    mayor Andrew Gillum, the state’s first-ever black gubernatorial
    nominee.
  •  The recording is read by a person speaking in a
    minstrel-style voice as jungle noises play in the
    background. 
  • This comes just a day after Florida’s Republican
    nominee for governor, Rep. Ron DeSantis, called Gillum an
    “articulate spokesman” and warned that he would “monkey up” the
    state’s economy.

A white supremacist group is flooding Florida Democratic voters
with racist robocalls mocking Tallahassee mayor Andrew Gillum,
who became the state’s first-ever black gubernatorial nominee on
Tuesday. 

The recording, which is automatically triggered when a recipient
answers the call, is read by a person speaking in a
minstrel-style voice as jungle noises play in the background, The
Tallahassee Democrat first reported
Friday
. The calls conclude by saying that they are funded by
The Road to Power, an Idaho-based neo-Nazi group reportedly
behind other racist robocalls in Charlottesville, Virginia,
Oregon and
California
.

Gillum’s communications director, Geoff Burgan, denounced the
calls, telling the Democrat, “This is reprehensible — and could
only have come from someone with intentions to fuel hatred and
seek publicity.

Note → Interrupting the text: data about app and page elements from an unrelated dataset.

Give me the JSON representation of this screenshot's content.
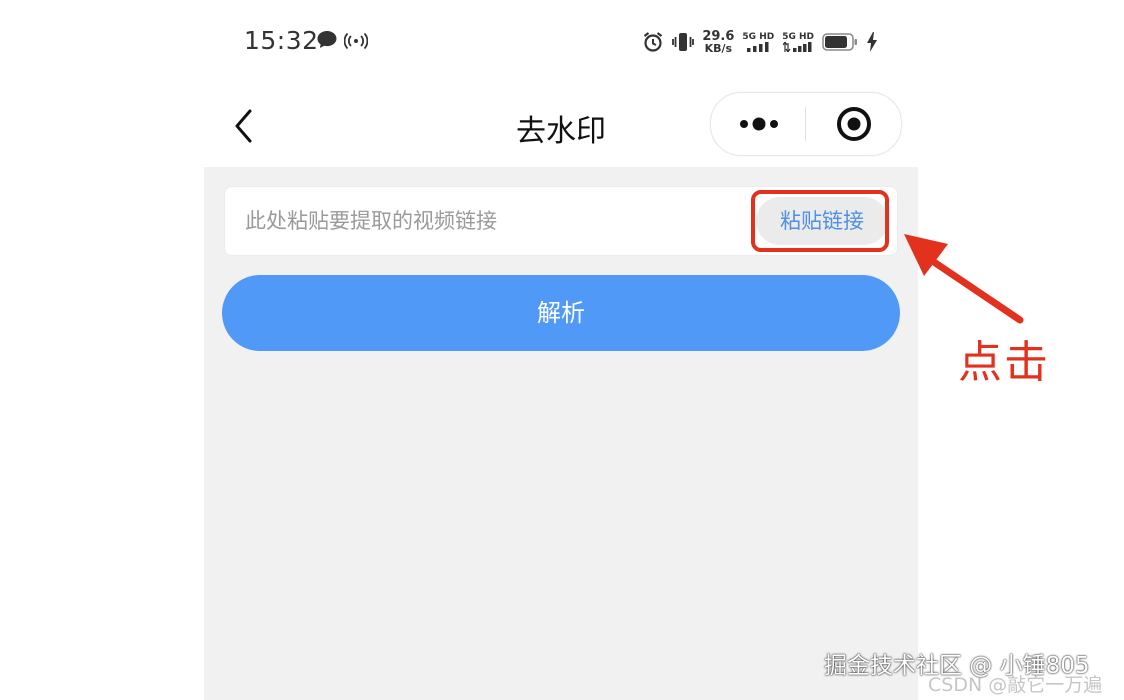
{
  "status_bar": {
    "time": "15:32",
    "net_speed_value": "29.6",
    "net_speed_unit": "KB/s",
    "sim1_label": "5G HD",
    "sim2_label": "5G HD"
  },
  "nav": {
    "title": "去水印"
  },
  "form": {
    "input_placeholder": "此处粘贴要提取的视频链接",
    "paste_button_label": "粘贴链接",
    "parse_button_label": "解析"
  },
  "annotation": {
    "click_text": "点击",
    "highlight_color": "#e2311d"
  },
  "watermarks": {
    "juejin": "掘金技术社区 @ 小锤805",
    "csdn": "CSDN @敲它一万遍"
  },
  "colors": {
    "primary_button": "#5199f7",
    "paste_text": "#4f8fe6",
    "content_bg": "#f1f1f1"
  }
}
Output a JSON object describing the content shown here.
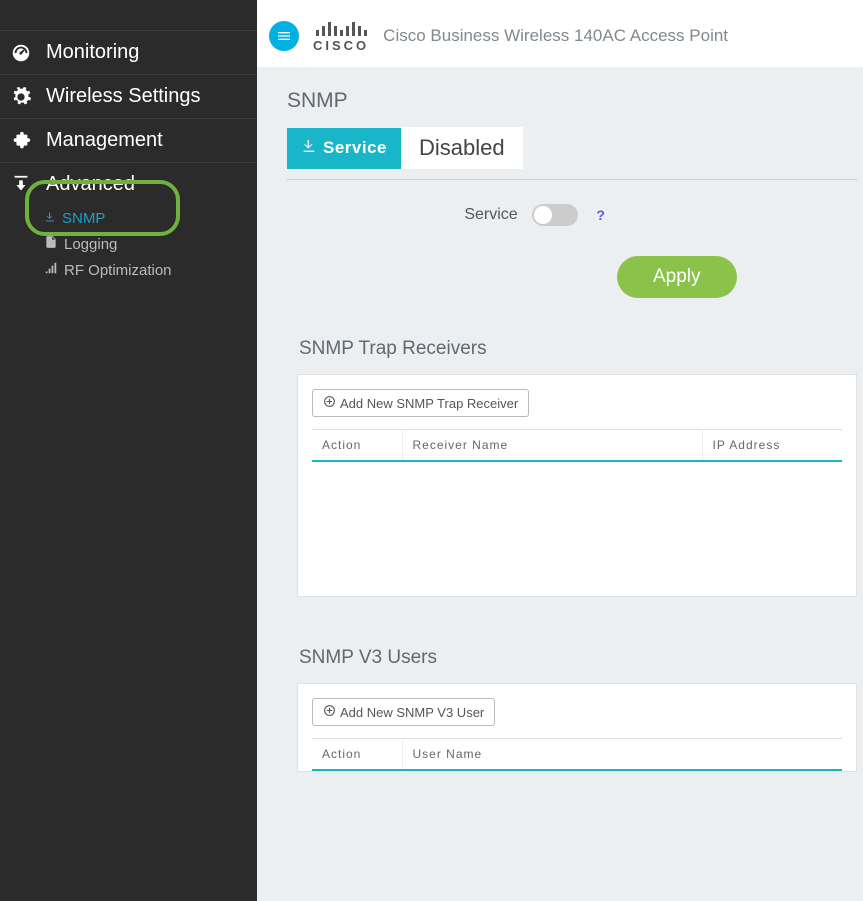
{
  "header": {
    "product_name": "Cisco Business Wireless 140AC Access Point",
    "logo_text": "CISCO"
  },
  "sidebar": {
    "items": [
      {
        "label": "Monitoring",
        "icon": "gauge"
      },
      {
        "label": "Wireless Settings",
        "icon": "gear"
      },
      {
        "label": "Management",
        "icon": "puzzle"
      },
      {
        "label": "Advanced",
        "icon": "download"
      }
    ],
    "advanced_sub": [
      {
        "label": "SNMP",
        "icon": "download-arrow",
        "active": true
      },
      {
        "label": "Logging",
        "icon": "file"
      },
      {
        "label": "RF Optimization",
        "icon": "signal"
      }
    ]
  },
  "snmp": {
    "title": "SNMP",
    "service_tab": "Service",
    "service_status": "Disabled",
    "toggle_label": "Service",
    "apply_label": "Apply"
  },
  "trap_section": {
    "title": "SNMP Trap Receivers",
    "add_label": "Add New SNMP Trap Receiver",
    "columns": [
      "Action",
      "Receiver Name",
      "IP Address"
    ]
  },
  "v3_section": {
    "title": "SNMP V3 Users",
    "add_label": "Add New SNMP V3 User",
    "columns": [
      "Action",
      "User Name"
    ]
  }
}
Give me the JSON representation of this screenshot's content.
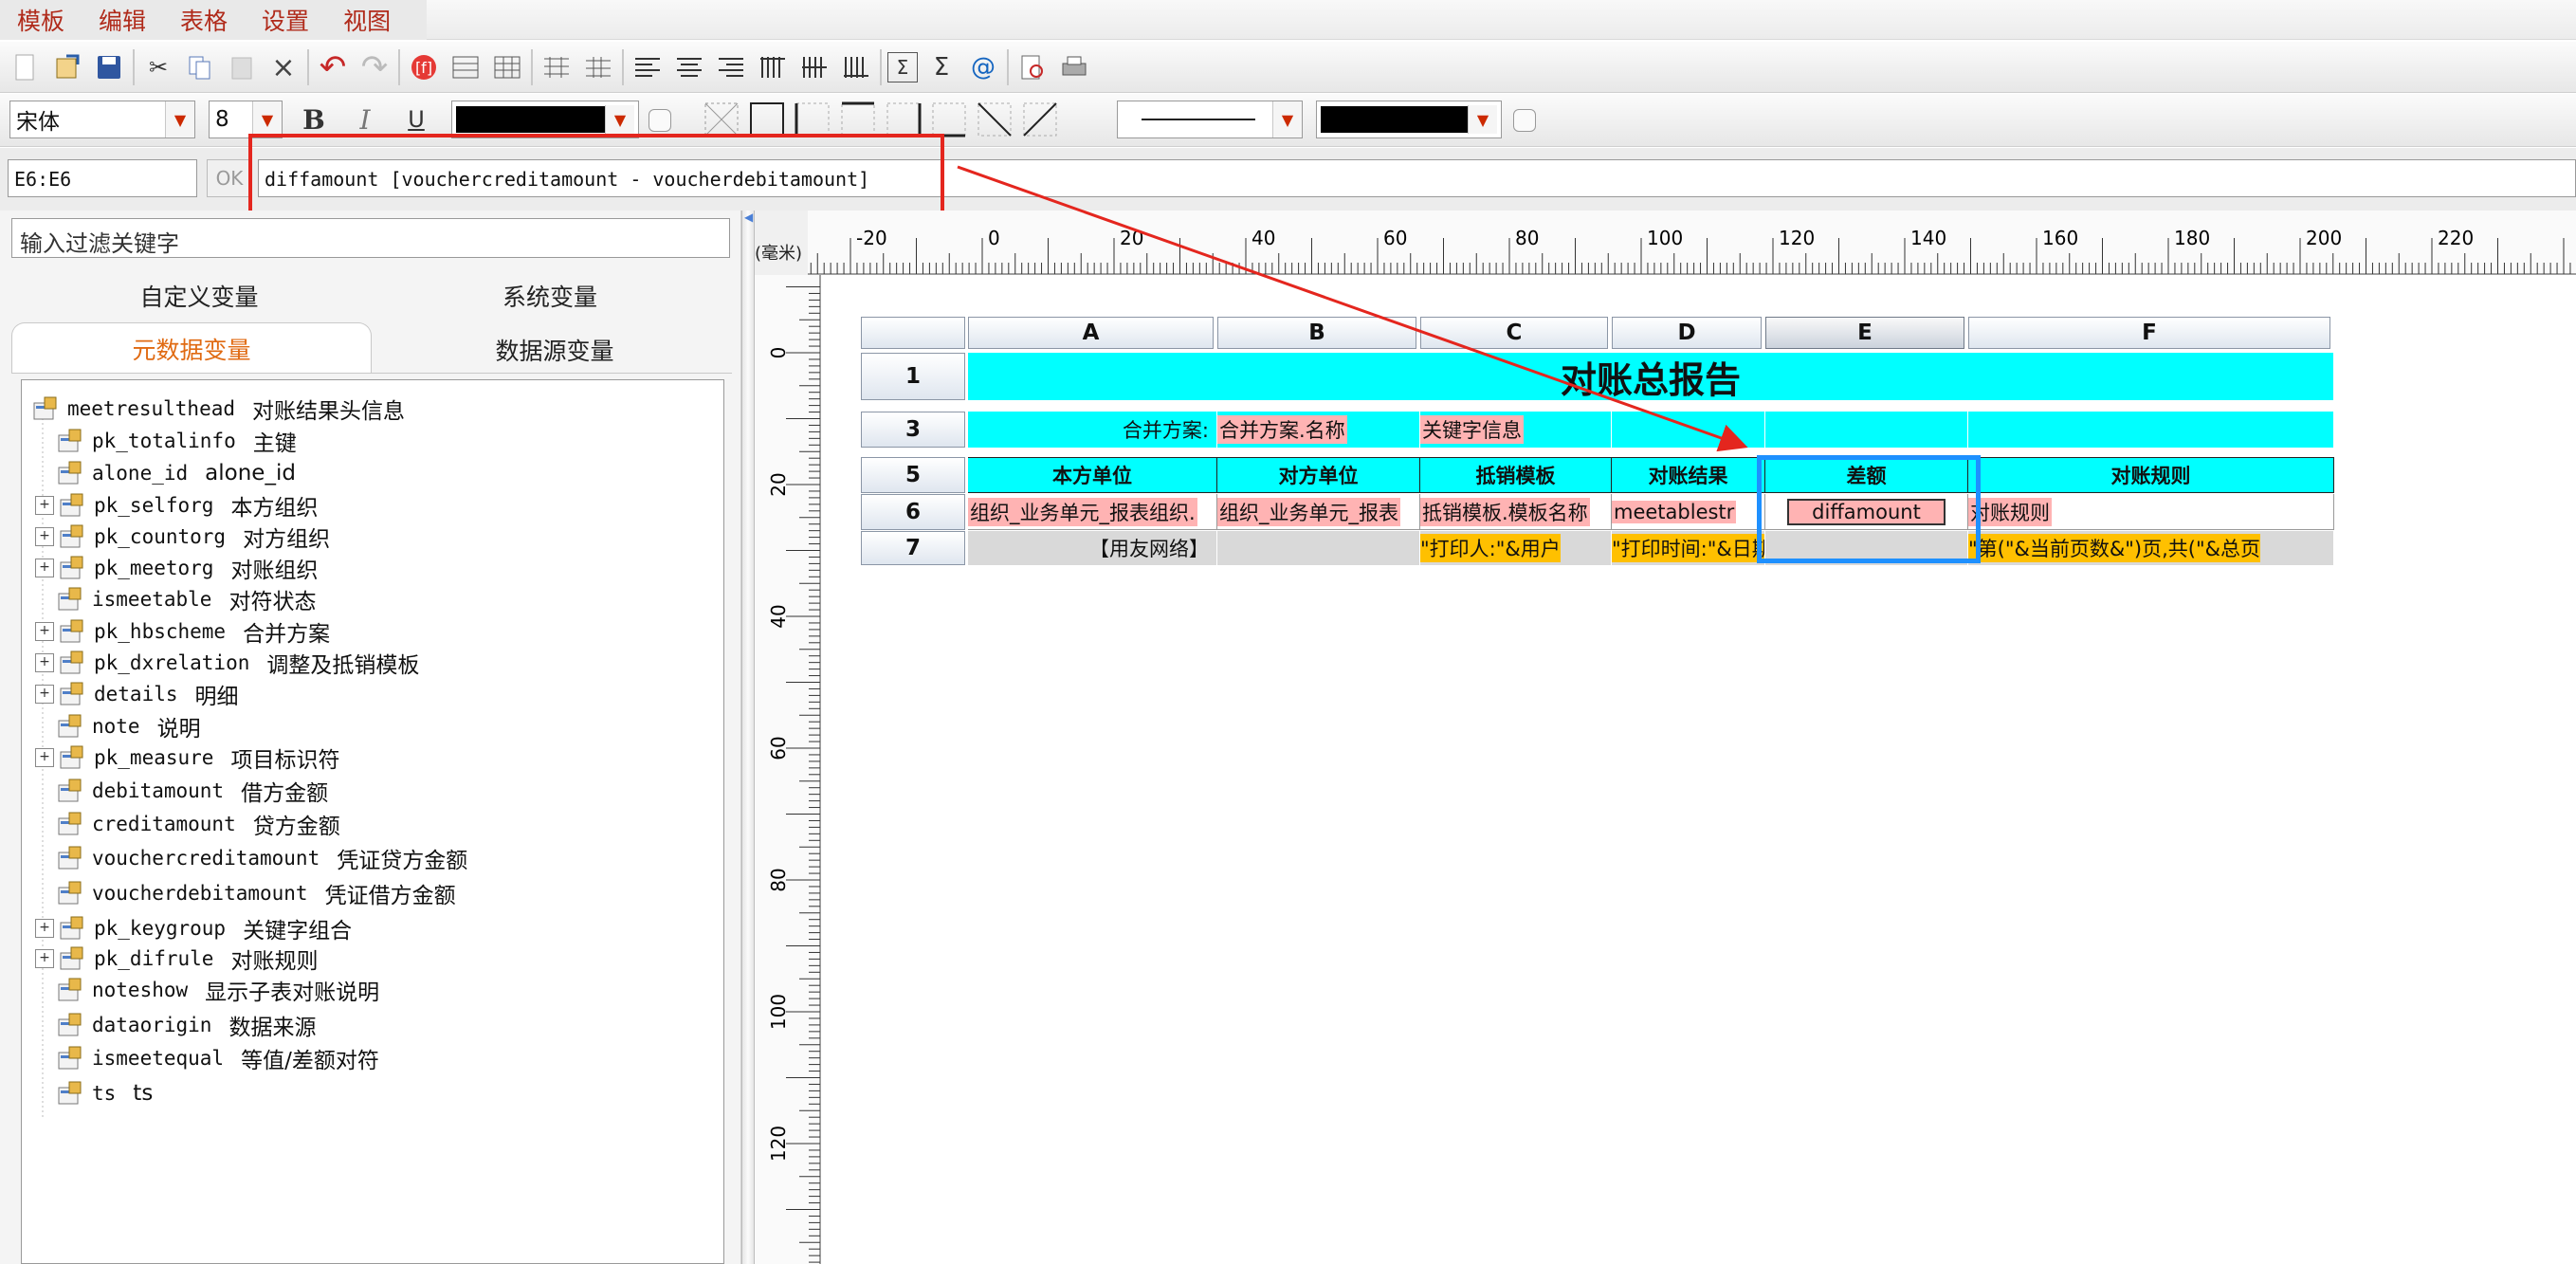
{
  "menu": [
    "模板",
    "编辑",
    "表格",
    "设置",
    "视图"
  ],
  "toolbar2": {
    "font_name": "宋体",
    "font_size": "8",
    "bold_label": "B",
    "italic_label": "I",
    "underline_label": "U",
    "font_color": "#000000",
    "fill_color": "#000000"
  },
  "formula_bar": {
    "cell_ref": "E6:E6",
    "ok_label": "OK",
    "formula": "diffamount  [vouchercreditamount - voucherdebitamount]"
  },
  "left_panel": {
    "filter_placeholder": "输入过滤关键字",
    "tabs_row1": [
      "自定义变量",
      "系统变量"
    ],
    "tabs_row2": [
      "元数据变量",
      "数据源变量"
    ],
    "active_tab": "元数据变量",
    "tree": [
      {
        "code": "meetresulthead",
        "desc": "对账结果头信息",
        "level": 0,
        "expandable": false,
        "root": true
      },
      {
        "code": "pk_totalinfo",
        "desc": "主键",
        "level": 1,
        "expandable": false
      },
      {
        "code": "alone_id",
        "desc": "alone_id",
        "level": 1,
        "expandable": false
      },
      {
        "code": "pk_selforg",
        "desc": "本方组织",
        "level": 1,
        "expandable": true
      },
      {
        "code": "pk_countorg",
        "desc": "对方组织",
        "level": 1,
        "expandable": true
      },
      {
        "code": "pk_meetorg",
        "desc": "对账组织",
        "level": 1,
        "expandable": true
      },
      {
        "code": "ismeetable",
        "desc": "对符状态",
        "level": 1,
        "expandable": false
      },
      {
        "code": "pk_hbscheme",
        "desc": "合并方案",
        "level": 1,
        "expandable": true
      },
      {
        "code": "pk_dxrelation",
        "desc": "调整及抵销模板",
        "level": 1,
        "expandable": true
      },
      {
        "code": "details",
        "desc": "明细",
        "level": 1,
        "expandable": true
      },
      {
        "code": "note",
        "desc": "说明",
        "level": 1,
        "expandable": false
      },
      {
        "code": "pk_measure",
        "desc": "项目标识符",
        "level": 1,
        "expandable": true
      },
      {
        "code": "debitamount",
        "desc": "借方金额",
        "level": 1,
        "expandable": false
      },
      {
        "code": "creditamount",
        "desc": "贷方金额",
        "level": 1,
        "expandable": false
      },
      {
        "code": "vouchercreditamount",
        "desc": "凭证贷方金额",
        "level": 1,
        "expandable": false
      },
      {
        "code": "voucherdebitamount",
        "desc": "凭证借方金额",
        "level": 1,
        "expandable": false
      },
      {
        "code": "pk_keygroup",
        "desc": "关键字组合",
        "level": 1,
        "expandable": true
      },
      {
        "code": "pk_difrule",
        "desc": "对账规则",
        "level": 1,
        "expandable": true
      },
      {
        "code": "noteshow",
        "desc": "显示子表对账说明",
        "level": 1,
        "expandable": false
      },
      {
        "code": "dataorigin",
        "desc": "数据来源",
        "level": 1,
        "expandable": false
      },
      {
        "code": "ismeetequal",
        "desc": "等值/差额对符",
        "level": 1,
        "expandable": false
      },
      {
        "code": "ts",
        "desc": "ts",
        "level": 1,
        "expandable": false
      }
    ]
  },
  "ruler": {
    "unit_label": "(毫米)",
    "h_labels": [
      "-20",
      "0",
      "20",
      "40",
      "60",
      "80",
      "100",
      "120",
      "140",
      "160",
      "180",
      "200",
      "220"
    ],
    "v_labels": [
      "0",
      "20",
      "40",
      "60",
      "80",
      "100",
      "120"
    ]
  },
  "sheet": {
    "columns": [
      "A",
      "B",
      "C",
      "D",
      "E",
      "F"
    ],
    "selected_column": "E",
    "rows": [
      {
        "num": "1",
        "cells": [
          {
            "text": "对账总报告",
            "span": 6,
            "style": "title"
          }
        ]
      },
      {
        "num": "3",
        "cells": [
          {
            "text": "合并方案:",
            "style": "cyan-right"
          },
          {
            "text": "合并方案.名称",
            "style": "cyan-pink"
          },
          {
            "text": "关键字信息",
            "style": "cyan-pink"
          },
          {
            "text": "",
            "style": "cyan"
          },
          {
            "text": "",
            "style": "cyan"
          },
          {
            "text": "",
            "style": "cyan"
          }
        ]
      },
      {
        "num": "5",
        "cells": [
          {
            "text": "本方单位",
            "style": "cyan-bold"
          },
          {
            "text": "对方单位",
            "style": "cyan-bold"
          },
          {
            "text": "抵销模板",
            "style": "cyan-bold"
          },
          {
            "text": "对账结果",
            "style": "cyan-bold"
          },
          {
            "text": "差额",
            "style": "cyan-bold"
          },
          {
            "text": "对账规则",
            "style": "cyan-bold"
          }
        ]
      },
      {
        "num": "6",
        "cells": [
          {
            "text": "组织_业务单元_报表组织.",
            "style": "white-pink"
          },
          {
            "text": "组织_业务单元_报表",
            "style": "white-pink"
          },
          {
            "text": "抵销模板.模板名称",
            "style": "white-pink"
          },
          {
            "text": "meetablestr",
            "style": "white-pink"
          },
          {
            "text": "diffamount",
            "style": "white-pink-center"
          },
          {
            "text": "对账规则",
            "style": "white-pink"
          }
        ]
      },
      {
        "num": "7",
        "cells": [
          {
            "text": "【用友网络】",
            "style": "gray-right"
          },
          {
            "text": "",
            "style": "gray"
          },
          {
            "text": "\"打印人:\"&用户",
            "style": "gray-yellow"
          },
          {
            "text": "\"打印时间:\"&日期",
            "style": "gray-yellow"
          },
          {
            "text": "",
            "style": "gray"
          },
          {
            "text": "\"第(\"&当前页数&\")页,共(\"&总页",
            "style": "gray-yellow"
          }
        ]
      }
    ]
  },
  "annotation_color": "#e4261e",
  "selection_color": "#1e90ff"
}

Please don’t give it undeserved attention.”

The news outlet did not publish the recording because of its
derogatory content. Burgan
told Politico
that the campaign believes “it is important for
people to know about” the calls. 

The volume of political robocalls has
shot up in recent years
— increasing by nearly 900 million
calls per month over the last year. The largely anonymous calls
are notoriously difficult to regulate, and simultaneously easy
and cheap to produce. 

This comes just a day after Florida’s Republican nominee for
governor, Rep. Ron DeSantis, called Gillum an “articulate
spokesman” for the Democratic Party and warned that the state
would “monkey up” its economy by putting a “socialist” in office
— comments that
many interpreted as racist
.

DeSantis’ campaign spokesman, Steven Lawson, insisted that the
congressman’s comments were not racially charged, and DeSantis
did not apologize for them. 

But Lawson condemned the robocalls on Friday. 

“This is absolutely appalling and disgusting — and hopefully
whoever is behind this has to answer for this despicable action,”
Lawson told Politico. “Our campaign has and will continue to
focus solely on the issues that Floridians care about and uniting
our state as we continue to build on our success.”

Continue Reading
Advertisement Find your dream job

Trending